A flooded street in the foothills of the Sierra Nevada mountains in Mammoth Lakes. (Brian van der Brug/Los Angeles Times)
As part of a long-term reforestation project, a tree is planted in the backyard of Robert S. and Virginia Thomas, a Long Beach couple, on Mother’s Day. (Michael Robinson Jr./Los Angeles Times)
In late January, the Los Angeles Department of Water and Power began spraying a low-risk chemical called D.E.T. that slows the spread of fire.
But the chemical can also have a detrimental impact on the ecology, so the agency will be applying it in more localized bursts, on and off, in the coming months.
“They still have spraying on every three days,” said Scott Tousley, L.A.’s public information officer. “These chemicals don’t evaporate off, so it’s still there.”
So far, the city has already applied D.E.T. at four locations: the L.A. River, South Los Angeles River, Arroyo and Coyote Creeks in the western sections of the city, and in the foothills of the Sierra Nevada in Mammoth Lakes.
Troubleshooting the D.E.T. program
From the perspective of city officials, the D.E.T. program is one of the last steps before the city can begin restoring habitat and reforest areas burned in the recent drought.
The program was designed to reduce the amount of chemical needed to treat vegetation. D.E.T. is sprayed on brush and vegetation to protect nearby water supplies. It is most commonly used on brush that has died or been removed because of drought or other factors.
“It’s an environmental service,” Tousley said. “The goal was to reduce the amount of chemical needed.”
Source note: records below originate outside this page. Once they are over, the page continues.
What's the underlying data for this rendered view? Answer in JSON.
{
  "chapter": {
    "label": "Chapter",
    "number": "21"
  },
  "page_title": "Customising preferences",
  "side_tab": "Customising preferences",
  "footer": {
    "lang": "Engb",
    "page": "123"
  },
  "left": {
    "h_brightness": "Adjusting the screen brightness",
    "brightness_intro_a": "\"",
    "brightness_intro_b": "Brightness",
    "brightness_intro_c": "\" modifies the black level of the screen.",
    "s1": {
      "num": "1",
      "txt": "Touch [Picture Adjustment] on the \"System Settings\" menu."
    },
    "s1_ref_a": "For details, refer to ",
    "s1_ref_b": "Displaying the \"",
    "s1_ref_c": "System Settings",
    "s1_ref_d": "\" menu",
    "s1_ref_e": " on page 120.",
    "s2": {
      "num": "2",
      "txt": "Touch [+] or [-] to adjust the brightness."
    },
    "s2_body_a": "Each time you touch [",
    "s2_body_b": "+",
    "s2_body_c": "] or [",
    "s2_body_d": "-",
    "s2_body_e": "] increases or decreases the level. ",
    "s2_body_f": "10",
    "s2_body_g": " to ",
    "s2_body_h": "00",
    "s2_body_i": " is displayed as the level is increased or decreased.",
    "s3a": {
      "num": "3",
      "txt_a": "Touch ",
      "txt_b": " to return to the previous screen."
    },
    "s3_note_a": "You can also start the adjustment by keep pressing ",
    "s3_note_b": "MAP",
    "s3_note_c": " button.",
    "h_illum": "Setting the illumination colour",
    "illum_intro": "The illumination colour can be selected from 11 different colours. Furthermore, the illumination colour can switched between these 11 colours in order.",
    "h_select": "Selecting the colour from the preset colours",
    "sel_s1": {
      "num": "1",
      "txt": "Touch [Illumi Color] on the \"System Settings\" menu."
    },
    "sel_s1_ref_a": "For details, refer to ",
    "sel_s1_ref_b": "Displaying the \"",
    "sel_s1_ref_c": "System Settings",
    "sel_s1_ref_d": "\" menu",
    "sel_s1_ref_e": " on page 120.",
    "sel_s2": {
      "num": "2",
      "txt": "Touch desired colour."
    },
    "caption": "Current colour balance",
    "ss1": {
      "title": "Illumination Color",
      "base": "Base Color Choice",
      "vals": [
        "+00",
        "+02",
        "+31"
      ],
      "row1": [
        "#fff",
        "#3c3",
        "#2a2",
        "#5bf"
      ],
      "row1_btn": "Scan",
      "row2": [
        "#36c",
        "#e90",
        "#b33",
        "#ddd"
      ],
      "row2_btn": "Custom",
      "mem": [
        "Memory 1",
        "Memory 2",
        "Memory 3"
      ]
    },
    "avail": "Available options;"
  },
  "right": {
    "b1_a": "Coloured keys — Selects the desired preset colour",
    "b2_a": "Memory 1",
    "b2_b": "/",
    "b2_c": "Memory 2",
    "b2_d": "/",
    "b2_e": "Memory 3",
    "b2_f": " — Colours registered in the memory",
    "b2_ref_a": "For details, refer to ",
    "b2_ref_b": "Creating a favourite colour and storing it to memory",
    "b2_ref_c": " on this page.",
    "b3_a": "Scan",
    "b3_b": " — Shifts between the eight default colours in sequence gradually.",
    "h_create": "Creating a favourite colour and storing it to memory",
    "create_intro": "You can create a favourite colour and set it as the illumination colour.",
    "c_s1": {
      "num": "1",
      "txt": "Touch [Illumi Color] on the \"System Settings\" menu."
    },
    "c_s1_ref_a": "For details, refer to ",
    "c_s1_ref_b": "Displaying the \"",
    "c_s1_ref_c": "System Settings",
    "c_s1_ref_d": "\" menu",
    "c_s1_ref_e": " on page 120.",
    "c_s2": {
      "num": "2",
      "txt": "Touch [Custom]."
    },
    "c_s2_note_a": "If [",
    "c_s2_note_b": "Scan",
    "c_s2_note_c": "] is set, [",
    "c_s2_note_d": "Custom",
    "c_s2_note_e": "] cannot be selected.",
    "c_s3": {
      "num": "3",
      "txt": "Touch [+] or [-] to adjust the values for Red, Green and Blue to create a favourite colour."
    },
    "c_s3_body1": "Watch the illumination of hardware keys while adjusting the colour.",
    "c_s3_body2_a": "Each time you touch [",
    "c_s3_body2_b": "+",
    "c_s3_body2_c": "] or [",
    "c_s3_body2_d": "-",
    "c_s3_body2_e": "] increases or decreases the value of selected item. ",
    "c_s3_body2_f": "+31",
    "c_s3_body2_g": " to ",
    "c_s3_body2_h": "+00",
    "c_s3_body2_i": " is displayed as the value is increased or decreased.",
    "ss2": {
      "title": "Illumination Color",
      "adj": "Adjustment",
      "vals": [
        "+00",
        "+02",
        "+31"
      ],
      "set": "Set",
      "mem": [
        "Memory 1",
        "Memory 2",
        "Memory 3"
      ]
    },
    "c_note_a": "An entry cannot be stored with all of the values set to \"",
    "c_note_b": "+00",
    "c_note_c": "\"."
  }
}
As a fire-fighting strategy, D.E.T. is particularly effective against dry brush